• **REQUIRED WORK**
Calculate how many lines in the following records hold the word "entries", and report that number without comment.

Dataset rows for apps and sites
□ □ □ □ □
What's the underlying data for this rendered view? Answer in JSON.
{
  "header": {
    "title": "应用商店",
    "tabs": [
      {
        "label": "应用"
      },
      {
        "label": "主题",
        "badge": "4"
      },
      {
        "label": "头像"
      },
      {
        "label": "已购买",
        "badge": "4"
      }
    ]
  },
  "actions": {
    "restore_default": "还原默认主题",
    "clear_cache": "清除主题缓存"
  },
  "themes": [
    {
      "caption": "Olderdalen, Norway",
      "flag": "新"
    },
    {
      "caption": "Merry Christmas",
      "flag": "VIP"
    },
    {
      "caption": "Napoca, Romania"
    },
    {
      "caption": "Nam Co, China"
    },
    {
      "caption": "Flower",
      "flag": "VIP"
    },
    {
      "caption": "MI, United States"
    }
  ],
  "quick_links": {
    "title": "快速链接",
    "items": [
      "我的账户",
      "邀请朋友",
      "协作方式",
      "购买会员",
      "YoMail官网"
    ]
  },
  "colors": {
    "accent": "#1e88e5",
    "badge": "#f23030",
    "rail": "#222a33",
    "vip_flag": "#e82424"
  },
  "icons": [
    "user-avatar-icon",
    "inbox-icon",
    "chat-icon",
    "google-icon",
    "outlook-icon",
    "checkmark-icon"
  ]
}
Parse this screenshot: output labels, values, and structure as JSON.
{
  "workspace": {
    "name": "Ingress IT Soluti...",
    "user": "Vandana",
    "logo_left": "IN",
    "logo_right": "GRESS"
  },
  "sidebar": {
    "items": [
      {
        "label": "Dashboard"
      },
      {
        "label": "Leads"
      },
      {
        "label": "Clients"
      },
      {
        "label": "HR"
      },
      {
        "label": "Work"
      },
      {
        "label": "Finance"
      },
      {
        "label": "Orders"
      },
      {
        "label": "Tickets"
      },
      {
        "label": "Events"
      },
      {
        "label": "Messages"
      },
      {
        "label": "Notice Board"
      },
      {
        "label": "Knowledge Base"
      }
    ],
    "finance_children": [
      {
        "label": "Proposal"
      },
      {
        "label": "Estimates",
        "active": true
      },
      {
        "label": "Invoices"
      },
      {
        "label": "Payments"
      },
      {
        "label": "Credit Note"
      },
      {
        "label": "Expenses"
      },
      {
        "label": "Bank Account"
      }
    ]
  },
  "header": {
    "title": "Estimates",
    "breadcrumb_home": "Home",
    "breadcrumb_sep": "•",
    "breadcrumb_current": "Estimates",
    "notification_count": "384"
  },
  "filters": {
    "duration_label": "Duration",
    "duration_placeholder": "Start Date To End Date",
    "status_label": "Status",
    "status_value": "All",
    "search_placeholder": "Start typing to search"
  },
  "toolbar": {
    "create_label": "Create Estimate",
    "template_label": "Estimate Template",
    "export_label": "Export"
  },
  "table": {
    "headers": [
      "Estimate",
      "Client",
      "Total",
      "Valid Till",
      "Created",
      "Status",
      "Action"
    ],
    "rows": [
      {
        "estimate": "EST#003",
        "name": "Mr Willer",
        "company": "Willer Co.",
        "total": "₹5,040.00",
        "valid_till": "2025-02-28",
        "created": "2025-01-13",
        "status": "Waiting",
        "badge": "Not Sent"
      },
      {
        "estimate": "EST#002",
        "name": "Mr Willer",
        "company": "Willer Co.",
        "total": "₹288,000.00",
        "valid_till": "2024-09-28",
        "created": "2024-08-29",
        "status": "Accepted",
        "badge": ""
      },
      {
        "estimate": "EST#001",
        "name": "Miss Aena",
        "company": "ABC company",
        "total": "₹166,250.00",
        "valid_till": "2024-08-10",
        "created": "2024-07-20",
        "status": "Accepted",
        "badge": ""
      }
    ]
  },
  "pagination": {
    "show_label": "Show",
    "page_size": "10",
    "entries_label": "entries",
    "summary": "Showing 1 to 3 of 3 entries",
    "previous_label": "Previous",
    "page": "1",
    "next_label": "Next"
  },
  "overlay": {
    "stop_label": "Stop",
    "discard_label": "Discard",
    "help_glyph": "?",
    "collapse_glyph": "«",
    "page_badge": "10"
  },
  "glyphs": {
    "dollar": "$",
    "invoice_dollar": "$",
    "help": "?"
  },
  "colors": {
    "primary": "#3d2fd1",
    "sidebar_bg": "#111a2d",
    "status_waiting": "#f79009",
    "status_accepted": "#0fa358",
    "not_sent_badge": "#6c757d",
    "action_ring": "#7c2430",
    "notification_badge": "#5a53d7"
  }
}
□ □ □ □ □
• **EXERCISE SOLUTION**
2